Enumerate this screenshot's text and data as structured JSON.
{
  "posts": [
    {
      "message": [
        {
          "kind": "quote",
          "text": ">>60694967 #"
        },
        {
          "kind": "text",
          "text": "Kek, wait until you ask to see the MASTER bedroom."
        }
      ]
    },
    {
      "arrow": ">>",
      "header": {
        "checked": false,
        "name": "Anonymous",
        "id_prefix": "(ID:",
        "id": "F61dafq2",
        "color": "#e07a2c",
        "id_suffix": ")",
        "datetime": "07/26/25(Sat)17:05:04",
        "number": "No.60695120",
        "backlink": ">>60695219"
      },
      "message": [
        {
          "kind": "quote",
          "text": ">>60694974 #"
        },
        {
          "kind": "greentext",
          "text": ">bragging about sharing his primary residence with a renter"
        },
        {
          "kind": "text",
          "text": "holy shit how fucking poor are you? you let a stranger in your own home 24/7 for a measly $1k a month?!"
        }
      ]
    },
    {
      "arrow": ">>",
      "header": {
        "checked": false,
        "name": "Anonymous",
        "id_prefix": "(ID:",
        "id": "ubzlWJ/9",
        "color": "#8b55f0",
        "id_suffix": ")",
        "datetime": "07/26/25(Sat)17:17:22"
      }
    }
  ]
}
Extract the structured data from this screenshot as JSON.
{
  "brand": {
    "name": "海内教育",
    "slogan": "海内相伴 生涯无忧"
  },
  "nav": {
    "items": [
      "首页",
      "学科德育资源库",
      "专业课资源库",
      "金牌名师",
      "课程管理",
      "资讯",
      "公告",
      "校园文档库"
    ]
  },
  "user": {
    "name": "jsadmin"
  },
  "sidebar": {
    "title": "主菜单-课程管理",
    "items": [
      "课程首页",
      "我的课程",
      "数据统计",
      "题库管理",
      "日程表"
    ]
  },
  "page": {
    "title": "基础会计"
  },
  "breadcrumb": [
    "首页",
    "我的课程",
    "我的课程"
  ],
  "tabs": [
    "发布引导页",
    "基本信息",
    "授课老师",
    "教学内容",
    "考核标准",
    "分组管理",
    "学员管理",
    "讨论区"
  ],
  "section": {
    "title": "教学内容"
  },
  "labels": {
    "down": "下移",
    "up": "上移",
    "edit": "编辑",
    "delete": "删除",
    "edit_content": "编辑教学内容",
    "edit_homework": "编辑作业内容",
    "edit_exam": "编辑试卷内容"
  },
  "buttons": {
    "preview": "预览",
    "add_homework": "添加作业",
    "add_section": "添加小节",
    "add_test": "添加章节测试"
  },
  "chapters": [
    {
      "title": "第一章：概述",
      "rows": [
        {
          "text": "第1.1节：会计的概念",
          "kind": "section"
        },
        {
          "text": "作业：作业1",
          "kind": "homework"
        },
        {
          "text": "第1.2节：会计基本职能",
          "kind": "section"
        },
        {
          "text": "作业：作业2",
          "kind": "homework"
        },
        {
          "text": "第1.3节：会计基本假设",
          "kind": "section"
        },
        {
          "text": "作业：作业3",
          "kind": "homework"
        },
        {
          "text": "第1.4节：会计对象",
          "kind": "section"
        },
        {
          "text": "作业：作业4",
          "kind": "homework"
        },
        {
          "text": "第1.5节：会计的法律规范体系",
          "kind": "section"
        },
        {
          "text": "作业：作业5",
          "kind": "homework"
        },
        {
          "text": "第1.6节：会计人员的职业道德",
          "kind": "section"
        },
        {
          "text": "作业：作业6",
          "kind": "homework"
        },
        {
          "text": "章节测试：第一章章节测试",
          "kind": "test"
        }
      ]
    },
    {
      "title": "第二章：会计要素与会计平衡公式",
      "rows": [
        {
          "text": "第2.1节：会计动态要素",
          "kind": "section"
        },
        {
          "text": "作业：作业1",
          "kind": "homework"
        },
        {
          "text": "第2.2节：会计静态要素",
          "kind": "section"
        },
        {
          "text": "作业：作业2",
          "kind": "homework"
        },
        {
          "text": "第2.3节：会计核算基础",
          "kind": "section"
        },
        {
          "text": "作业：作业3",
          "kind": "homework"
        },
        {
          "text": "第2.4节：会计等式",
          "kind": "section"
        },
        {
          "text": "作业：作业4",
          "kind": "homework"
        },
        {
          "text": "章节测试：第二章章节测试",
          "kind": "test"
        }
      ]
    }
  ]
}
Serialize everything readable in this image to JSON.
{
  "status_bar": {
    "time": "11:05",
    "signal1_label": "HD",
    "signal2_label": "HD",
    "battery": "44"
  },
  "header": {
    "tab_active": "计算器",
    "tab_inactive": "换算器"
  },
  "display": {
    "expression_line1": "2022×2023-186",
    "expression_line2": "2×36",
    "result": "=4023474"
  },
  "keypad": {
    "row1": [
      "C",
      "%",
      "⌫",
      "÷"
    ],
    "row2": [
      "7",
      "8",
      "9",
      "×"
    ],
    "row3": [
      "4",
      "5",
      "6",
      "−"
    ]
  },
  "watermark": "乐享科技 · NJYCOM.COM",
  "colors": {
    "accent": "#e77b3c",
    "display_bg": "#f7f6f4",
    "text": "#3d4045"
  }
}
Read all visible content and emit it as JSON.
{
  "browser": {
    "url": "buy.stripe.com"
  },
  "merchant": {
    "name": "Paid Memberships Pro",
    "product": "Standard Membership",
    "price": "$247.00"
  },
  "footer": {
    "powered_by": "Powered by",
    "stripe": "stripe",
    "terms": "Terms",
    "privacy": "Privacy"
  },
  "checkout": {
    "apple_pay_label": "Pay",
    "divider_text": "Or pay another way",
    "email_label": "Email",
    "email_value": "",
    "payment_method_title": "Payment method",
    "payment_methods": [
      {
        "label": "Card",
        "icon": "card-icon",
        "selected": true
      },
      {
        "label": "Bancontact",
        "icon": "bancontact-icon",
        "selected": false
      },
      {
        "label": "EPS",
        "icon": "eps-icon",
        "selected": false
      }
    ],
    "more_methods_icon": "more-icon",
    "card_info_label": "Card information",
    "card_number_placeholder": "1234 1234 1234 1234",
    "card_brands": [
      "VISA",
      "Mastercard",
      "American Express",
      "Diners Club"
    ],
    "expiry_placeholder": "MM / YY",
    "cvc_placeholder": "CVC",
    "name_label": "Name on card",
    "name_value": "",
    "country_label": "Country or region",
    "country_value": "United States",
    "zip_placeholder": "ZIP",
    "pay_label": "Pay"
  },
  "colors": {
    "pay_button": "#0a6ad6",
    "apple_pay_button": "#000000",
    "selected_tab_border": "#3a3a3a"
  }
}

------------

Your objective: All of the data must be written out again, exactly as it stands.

Problem solution:
Enumerate this screenshot's text and data as structured JSON.
{
  "posts": [
    {
      "message": [
        {
          "kind": "quote",
          "text": ">>60694967 #"
        },
        {
          "kind": "text",
          "text": "Kek, wait until you ask to see the MASTER bedroom."
        }
      ]
    },
    {
      "arrow": ">>",
      "header": {
        "checked": false,
        "name": "Anonymous",
        "id_prefix": "(ID:",
        "id": "F61dafq2",
        "color": "#e07a2c",
        "id_suffix": ")",
        "datetime": "07/26/25(Sat)17:05:04",
        "number": "No.60695120",
        "backlink": ">>60695219"
      },
      "message": [
        {
          "kind": "quote",
          "text": ">>60694974 #"
        },
        {
          "kind": "greentext",
          "text": ">bragging about sharing his primary residence with a renter"
        },
        {
          "kind": "text",
          "text": "holy shit how fucking poor are you? you let a stranger in your own home 24/7 for a measly $1k a month?!"
        }
      ]
    },
    {
      "arrow": ">>",
      "header": {
        "checked": false,
        "name": "Anonymous",
        "id_prefix": "(ID:",
        "id": "ubzlWJ/9",
        "color": "#8b55f0",
        "id_suffix": ")",
        "datetime": "07/26/25(Sat)17:17:22"
      }
    }
  ]
}
Extract the structured data from this screenshot as JSON.
{
  "brand": {
    "name": "海内教育",
    "slogan": "海内相伴 生涯无忧"
  },
  "nav": {
    "items": [
      "首页",
      "学科德育资源库",
      "专业课资源库",
      "金牌名师",
      "课程管理",
      "资讯",
      "公告",
      "校园文档库"
    ]
  },
  "user": {
    "name": "jsadmin"
  },
  "sidebar": {
    "title": "主菜单-课程管理",
    "items": [
      "课程首页",
      "我的课程",
      "数据统计",
      "题库管理",
      "日程表"
    ]
  },
  "page": {
    "title": "基础会计"
  },
  "breadcrumb": [
    "首页",
    "我的课程",
    "我的课程"
  ],
  "tabs": [
    "发布引导页",
    "基本信息",
    "授课老师",
    "教学内容",
    "考核标准",
    "分组管理",
    "学员管理",
    "讨论区"
  ],
  "section": {
    "title": "教学内容"
  },
  "labels": {
    "down": "下移",
    "up": "上移",
    "edit": "编辑",
    "delete": "删除",
    "edit_content": "编辑教学内容",
    "edit_homework": "编辑作业内容",
    "edit_exam": "编辑试卷内容"
  },
  "buttons": {
    "preview": "预览",
    "add_homework": "添加作业",
    "add_section": "添加小节",
    "add_test": "添加章节测试"
  },
  "chapters": [
    {
      "title": "第一章：概述",
      "rows": [
        {
          "text": "第1.1节：会计的概念",
          "kind": "section"
        },
        {
          "text": "作业：作业1",
          "kind": "homework"
        },
        {
          "text": "第1.2节：会计基本职能",
          "kind": "section"
        },
        {
          "text": "作业：作业2",
          "kind": "homework"
        },
        {
          "text": "第1.3节：会计基本假设",
          "kind": "section"
        },
        {
          "text": "作业：作业3",
          "kind": "homework"
        },
        {
          "text": "第1.4节：会计对象",
          "kind": "section"
        },
        {
          "text": "作业：作业4",
          "kind": "homework"
        },
        {
          "text": "第1.5节：会计的法律规范体系",
          "kind": "section"
        },
        {
          "text": "作业：作业5",
          "kind": "homework"
        },
        {
          "text": "第1.6节：会计人员的职业道德",
          "kind": "section"
        },
        {
          "text": "作业：作业6",
          "kind": "homework"
        },
        {
          "text": "章节测试：第一章章节测试",
          "kind": "test"
        }
      ]
    },
    {
      "title": "第二章：会计要素与会计平衡公式",
      "rows": [
        {
          "text": "第2.1节：会计动态要素",
          "kind": "section"
        },
        {
          "text": "作业：作业1",
          "kind": "homework"
        },
        {
          "text": "第2.2节：会计静态要素",
          "kind": "section"
        },
        {
          "text": "作业：作业2",
          "kind": "homework"
        },
        {
          "text": "第2.3节：会计核算基础",
          "kind": "section"
        },
        {
          "text": "作业：作业3",
          "kind": "homework"
        },
        {
          "text": "第2.4节：会计等式",
          "kind": "section"
        },
        {
          "text": "作业：作业4",
          "kind": "homework"
        },
        {
          "text": "章节测试：第二章章节测试",
          "kind": "test"
        }
      ]
    }
  ]
}
Serialize everything readable in this image to JSON.
{
  "status_bar": {
    "time": "11:05",
    "signal1_label": "HD",
    "signal2_label": "HD",
    "battery": "44"
  },
  "header": {
    "tab_active": "计算器",
    "tab_inactive": "换算器"
  },
  "display": {
    "expression_line1": "2022×2023-186",
    "expression_line2": "2×36",
    "result": "=4023474"
  },
  "keypad": {
    "row1": [
      "C",
      "%",
      "⌫",
      "÷"
    ],
    "row2": [
      "7",
      "8",
      "9",
      "×"
    ],
    "row3": [
      "4",
      "5",
      "6",
      "−"
    ]
  },
  "watermark": "乐享科技 · NJYCOM.COM",
  "colors": {
    "accent": "#e77b3c",
    "display_bg": "#f7f6f4",
    "text": "#3d4045"
  }
}
Read all visible content and emit it as JSON.
{
  "browser": {
    "url": "buy.stripe.com"
  },
  "merchant": {
    "name": "Paid Memberships Pro",
    "product": "Standard Membership",
    "price": "$247.00"
  },
  "footer": {
    "powered_by": "Powered by",
    "stripe": "stripe",
    "terms": "Terms",
    "privacy": "Privacy"
  },
  "checkout": {
    "apple_pay_label": "Pay",
    "divider_text": "Or pay another way",
    "email_label": "Email",
    "email_value": "",
    "payment_method_title": "Payment method",
    "payment_methods": [
      {
        "label": "Card",
        "icon": "card-icon",
        "selected": true
      },
      {
        "label": "Bancontact",
        "icon": "bancontact-icon",
        "selected": false
      },
      {
        "label": "EPS",
        "icon": "eps-icon",
        "selected": false
      }
    ],
    "more_methods_icon": "more-icon",
    "card_info_label": "Card information",
    "card_number_placeholder": "1234 1234 1234 1234",
    "card_brands": [
      "VISA",
      "Mastercard",
      "American Express",
      "Diners Club"
    ],
    "expiry_placeholder": "MM / YY",
    "cvc_placeholder": "CVC",
    "name_label": "Name on card",
    "name_value": "",
    "country_label": "Country or region",
    "country_value": "United States",
    "zip_placeholder": "ZIP",
    "pay_label": "Pay"
  },
  "colors": {
    "pay_button": "#0a6ad6",
    "apple_pay_button": "#000000",
    "selected_tab_border": "#3a3a3a"
  }
}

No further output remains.